Being from the South, Silver is a very big part of my life. It doesn't have anything to do with wealth. Although those with more money - old money, tend to have more of it. New money tend not to spend their money on Silver. They do not have the appreciation for the warmth of the metal, the beauty of the patina, the story it tells of the generations past who have used it. A true southern girl comes of age when she chooses her silver pattern, long before she chooses her mate. If she is smart, she chooses that of her mother, grandmother, or favorite great aunt who in their benevolence will pass their silver on to her. It is the pieces in those sets, the pieces on our tables, along with the pieces we find in the corners of the displays in antique stores that prompted me to start this blog. They are beautiful, they are odd, but what are they, and what in the hell do you do with them?
And, you thought waffles just came out of the toaster and you threw them on the plate. Oh, no,no! The proper lady would serve her waffles (or have them served) with a sterling silver Waffle Server. If your mother did not use one, I share your pain. Time and therapy will help us overcome this issue of our childhood.
There are several Holiday pieces around. Here are a few sample. I am sure there are more. Then Tiffany has their own holiday sterling pattern - Holly which was introduced in 1895 and has since been discontinued.
And, I bet you thought that there was just the Gravy Ladle. OK, maybe you are smugly saying that you have a Sauce Ladle (well so do I). But, do you have a Cream Ladle, Soup Ladle, Punch Ladle, Mayonnaise, Mustard, Oyster, Honey, Toddy, Claret, or Bouillon Ladle. And, did you know that they come in different sizes.

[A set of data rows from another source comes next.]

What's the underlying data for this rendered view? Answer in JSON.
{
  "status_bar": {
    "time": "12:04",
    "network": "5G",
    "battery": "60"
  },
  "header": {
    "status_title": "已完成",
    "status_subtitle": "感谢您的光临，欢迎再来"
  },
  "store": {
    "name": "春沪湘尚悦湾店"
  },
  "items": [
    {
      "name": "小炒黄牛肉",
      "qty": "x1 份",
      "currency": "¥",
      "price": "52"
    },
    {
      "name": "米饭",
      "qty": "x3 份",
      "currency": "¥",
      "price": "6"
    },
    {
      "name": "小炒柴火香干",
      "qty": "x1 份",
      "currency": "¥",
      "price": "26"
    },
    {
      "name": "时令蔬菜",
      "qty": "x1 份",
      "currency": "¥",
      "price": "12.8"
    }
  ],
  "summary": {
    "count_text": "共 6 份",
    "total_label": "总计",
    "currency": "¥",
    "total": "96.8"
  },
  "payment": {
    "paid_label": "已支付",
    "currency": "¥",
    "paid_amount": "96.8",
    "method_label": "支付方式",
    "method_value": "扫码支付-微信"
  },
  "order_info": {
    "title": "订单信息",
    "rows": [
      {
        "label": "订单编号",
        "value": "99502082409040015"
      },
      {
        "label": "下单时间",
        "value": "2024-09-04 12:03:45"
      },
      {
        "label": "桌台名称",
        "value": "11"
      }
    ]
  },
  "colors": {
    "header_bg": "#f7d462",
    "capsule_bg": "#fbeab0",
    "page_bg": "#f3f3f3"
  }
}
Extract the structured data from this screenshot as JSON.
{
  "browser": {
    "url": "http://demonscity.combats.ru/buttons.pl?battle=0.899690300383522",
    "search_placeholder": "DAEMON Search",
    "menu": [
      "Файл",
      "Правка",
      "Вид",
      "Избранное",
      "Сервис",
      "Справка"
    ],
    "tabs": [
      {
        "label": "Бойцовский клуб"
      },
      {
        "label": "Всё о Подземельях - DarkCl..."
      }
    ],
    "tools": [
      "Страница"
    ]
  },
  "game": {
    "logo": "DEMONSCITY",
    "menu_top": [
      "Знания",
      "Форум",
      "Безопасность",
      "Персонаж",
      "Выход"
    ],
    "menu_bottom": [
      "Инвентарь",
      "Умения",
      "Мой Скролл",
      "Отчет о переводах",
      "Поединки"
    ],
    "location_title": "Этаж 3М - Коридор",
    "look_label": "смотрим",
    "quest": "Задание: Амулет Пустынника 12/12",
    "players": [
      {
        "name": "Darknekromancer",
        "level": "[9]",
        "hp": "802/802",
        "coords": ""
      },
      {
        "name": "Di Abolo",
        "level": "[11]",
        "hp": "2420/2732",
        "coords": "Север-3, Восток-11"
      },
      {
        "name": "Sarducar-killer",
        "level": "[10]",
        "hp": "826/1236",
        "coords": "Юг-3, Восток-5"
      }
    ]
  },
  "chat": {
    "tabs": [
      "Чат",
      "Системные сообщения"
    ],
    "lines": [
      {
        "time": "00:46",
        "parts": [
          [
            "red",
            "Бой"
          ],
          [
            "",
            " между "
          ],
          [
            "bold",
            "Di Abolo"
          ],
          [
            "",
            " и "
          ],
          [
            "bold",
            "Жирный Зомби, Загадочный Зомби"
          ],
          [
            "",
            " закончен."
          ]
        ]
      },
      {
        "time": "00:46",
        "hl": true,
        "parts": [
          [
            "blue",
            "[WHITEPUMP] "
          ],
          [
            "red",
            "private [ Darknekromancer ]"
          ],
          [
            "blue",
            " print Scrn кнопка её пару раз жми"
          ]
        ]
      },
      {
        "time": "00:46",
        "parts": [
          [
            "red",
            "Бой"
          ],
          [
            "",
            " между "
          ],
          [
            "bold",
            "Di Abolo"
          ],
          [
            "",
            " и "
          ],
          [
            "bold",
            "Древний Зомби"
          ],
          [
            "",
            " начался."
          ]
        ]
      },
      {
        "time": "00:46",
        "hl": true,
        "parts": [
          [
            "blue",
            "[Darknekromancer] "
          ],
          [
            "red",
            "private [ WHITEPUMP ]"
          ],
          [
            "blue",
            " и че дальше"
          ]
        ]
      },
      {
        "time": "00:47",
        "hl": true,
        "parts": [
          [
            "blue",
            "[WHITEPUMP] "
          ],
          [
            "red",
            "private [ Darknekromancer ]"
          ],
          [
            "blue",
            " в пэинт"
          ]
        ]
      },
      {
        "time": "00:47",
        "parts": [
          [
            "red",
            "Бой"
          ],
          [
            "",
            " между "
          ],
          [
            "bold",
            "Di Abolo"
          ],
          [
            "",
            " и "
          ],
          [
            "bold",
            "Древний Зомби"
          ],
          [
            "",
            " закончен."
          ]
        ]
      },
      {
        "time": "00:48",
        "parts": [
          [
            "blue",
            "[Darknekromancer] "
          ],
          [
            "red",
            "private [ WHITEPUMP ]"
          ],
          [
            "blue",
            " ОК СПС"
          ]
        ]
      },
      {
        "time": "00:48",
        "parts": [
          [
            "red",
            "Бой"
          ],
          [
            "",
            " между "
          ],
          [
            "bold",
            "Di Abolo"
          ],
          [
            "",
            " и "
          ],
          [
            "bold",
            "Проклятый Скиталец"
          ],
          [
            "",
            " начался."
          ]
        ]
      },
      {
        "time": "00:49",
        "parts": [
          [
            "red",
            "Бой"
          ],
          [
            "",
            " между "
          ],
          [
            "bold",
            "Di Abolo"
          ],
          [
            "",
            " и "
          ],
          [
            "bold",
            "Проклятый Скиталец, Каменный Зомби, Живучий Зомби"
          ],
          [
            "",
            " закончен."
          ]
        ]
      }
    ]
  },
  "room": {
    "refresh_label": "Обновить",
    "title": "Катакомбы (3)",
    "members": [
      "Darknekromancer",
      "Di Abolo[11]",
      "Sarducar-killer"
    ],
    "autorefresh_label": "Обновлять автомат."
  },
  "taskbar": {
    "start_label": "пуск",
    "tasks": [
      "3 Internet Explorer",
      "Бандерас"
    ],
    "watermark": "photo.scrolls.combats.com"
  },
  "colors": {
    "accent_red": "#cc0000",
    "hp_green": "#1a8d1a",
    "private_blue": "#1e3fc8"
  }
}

Don't forget the Boiled Potato Ladle (I kid you not). This piece has spouts on either side of the deep bowl so when you scoop your boiled potato from the water, the water will drain off. I guess for those of you who cook boiled potatoes, this could be useful.
There are also Terrapin, Pea, and Champagne ladles
Bouillon Ladle shown in Georgian by Towle (7 3/4 inches)
Mustard Ladle shown in Old Master by Towle (Approx 4 1/2 inches)
Cream Sauce Ladle shown in Francis I by Reed and Barton
Gravy Ladle in shown Chantilly by Gorham (6 7/8 inches)
Punch Ladle shown in Eton by Wallace (13 1/2 inches)
Toddy Ladle shown in Japanese by Tiffany (7 1/4 inches)
Well, let's see here, we have the Bouillon Soup, the Round Bowl Cream Soup, the Gumbo Soup, the Place Oval Soup, and the Desert Oval Soup. If there are more, spare me. The Bouillon spoon is smaller to fit the thinner broth. Cream soup spoons are larger than bouillon but smaller than gumbo and have round shallow bowls. These spoons are all round while the other two are oval in shape.
(Boullion Soup spoon shown in Buttercup by Gorham)
(The Gumbo Soup spoon shown in Louis XV by Whiting)
Serving creme brulee,? Then for correct service and presentation you will need to use Ramekin Forks. These pieces are smaller than salad forks. Some have a bowl like shape design. The purpose is to fit into the small individual dishes that custards such as creme brulee are baked and presented.
You will find old Ramekin forks in many patterns. You can check the list of all pieces in a pattern to see if any given piece was offered (at any time). They will (usually) include on the list discontinued pieces.
First, for those not familiar, chipped beef is thinly sliced smoked cured beef. So, naturally, we need a Chipped Beef Fork to serve it. Personally, I still use Chipped Beef in a recipe, but I skimp and use a regular "place" fork to handle it. The pieces can be very ornate and lovely. They are small, approximately 6 3/4 inches.